have been removed, but it is certainly an odd memorial worthy of
The sun was sinking fast as I neared the railway crossing, and
already in the distance I could see the contrails of at least three
aircraft. The surprising thing was that they were crossing in
opposite directions. I contemplated the fact that aviation now
affects all our lives in one way or another. Yesterday's headlines
included the 3rd runway at Stansted and the emphasis was now on the
huge environmental damage caused by increasing numbers of jet
engined airliners, not to mention the property and countryside that
would disappear beneath the airport expansion.
I thought about some of the extraordinary aeroplanes which I had
seen in the skies over Lowestoft since I began to take an interest
in the early 70s; Concorde on air-test; the futuristic-looking SR71
Blackbird; the ungainly A-10 Tankbuster (I never did like calling it
"Thunderbolt II"); the majestic delta-winged Vulcan; the noisy
Buccaneers and Lightnings; the swing-wing F-111s, and in recent
years, the bizarre angular shape of the F-117 Nighthawk Stealth
fighter. One has only had to look out of a window from one's own
home to see a fascinating variety of aircraft, and I take great
pride in belonging to such a dedicated and highly diverse bunch of
enthusiasts as the Lowestoft Aviation Society. Not without good
cause have BBC Radio Suffolk dubbed them "Suffolk's Eyes In The
- The sky is never still
- At least three contrails were
visible when I took this shot towards the sunset that afternoon.
- Nobody would now give it a second
I then took a further picture towards the vapour trails, and I swear
I was so intent on capturing these that I never even saw the Norwich
train passing the crossing ! Then I thought about how the train had
been superseded on internal inter-city routes by aircraft to some
extent, and how people must have shook their heads at Stephenson's
Rocket when the idea of travelling by rail first came about !
- Trains and boats (well, the
River Waveney IS close by !) and planes.
- You might need a magnifying
glass to see them, but there ARE two contrails in the background,
- I then ascended to a piece of headland with a
commanding view across the marshes to the W. and N.W. in the hope that
something would traverse the still-cloudless sky. Just as I was
beginning to think it was time to head for home, right on cue, a
fiercely-white trail came arcing across the heavens from behind me,
seemingly chasing the setting sun towards the far horizon. As I
focused for my final pictures, I could see, far off in the background,
groups of birds winging their way Eastwards. How people must have

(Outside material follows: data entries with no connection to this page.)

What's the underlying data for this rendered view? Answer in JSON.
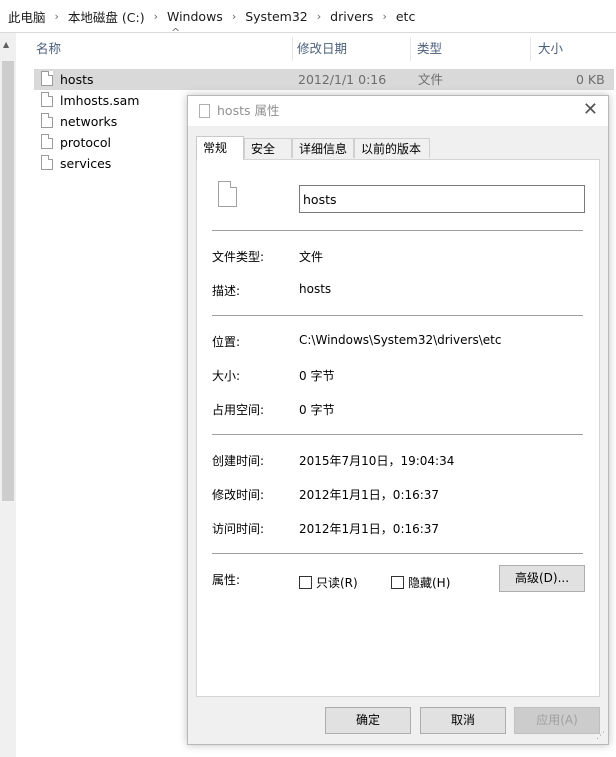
{
  "breadcrumb": [
    "此电脑",
    "本地磁盘 (C:)",
    "Windows",
    "System32",
    "drivers",
    "etc"
  ],
  "columns": {
    "name": "名称",
    "date": "修改日期",
    "type": "类型",
    "size": "大小"
  },
  "files": [
    {
      "name": "hosts",
      "date": "2012/1/1 0:16",
      "type": "文件",
      "size": "0 KB",
      "selected": true
    },
    {
      "name": "lmhosts.sam"
    },
    {
      "name": "networks"
    },
    {
      "name": "protocol"
    },
    {
      "name": "services"
    }
  ],
  "dialog": {
    "title": "hosts 属性",
    "tabs": [
      "常规",
      "安全",
      "详细信息",
      "以前的版本"
    ],
    "file_name": "hosts",
    "file_type_label": "文件类型:",
    "file_type": "文件",
    "desc_label": "描述:",
    "desc": "hosts",
    "location_label": "位置:",
    "location": "C:\\Windows\\System32\\drivers\\etc",
    "size_label": "大小:",
    "size": "0 字节",
    "disk_size_label": "占用空间:",
    "disk_size": "0 字节",
    "created_label": "创建时间:",
    "created": "2015年7月10日，19:04:34",
    "modified_label": "修改时间:",
    "modified": "2012年1月1日，0:16:37",
    "accessed_label": "访问时间:",
    "accessed": "2012年1月1日，0:16:37",
    "attrs_label": "属性:",
    "readonly_label": "只读(R)",
    "hidden_label": "隐藏(H)",
    "advanced_label": "高级(D)...",
    "ok_label": "确定",
    "cancel_label": "取消",
    "apply_label": "应用(A)"
  }
}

scoffed and ridiculed the idea of man taking to the air in a flying
machine before the Wright brothers stamped their indelible mark on our
history books 100 years ago. "If God had intended man to fly he would
have given him wings" went the old chestnut. And I had to smile as I
watched the last guest at my own private 100th birthday party faded in
the distance. How far it had all come in a hundred years.
- Walking home in the gathering dusk, I saw
several more civil aircraft, looking like miniature Christmas
trees with their navigation lights, again leaving long white
vapour trails in the cold, gathering gloom. Out to the W. hung
a very bright star (Venus ?) and I then realised we were no
longer bound to this earth. While it may be with robot craft,
man is now reaching out to the planets. On Christmas day, the
Brit-made Beagle II will hopefully be descending onto the
surface of mars. It is no longer science fiction, it is
science fact. And it all began 100 years ago today with Wilbur
and Orville's first hesitant step into the unknown.
- Happy centenary, aviation. Here's to the
next 100 years, who knows what it may bring?
- Bob Collis
- 17th December 2003
- Sunset on a century
- What will the next 100
years bring to the skies over Lowestoft? One thing is for
certain, you can be sure LAS will be first with the news!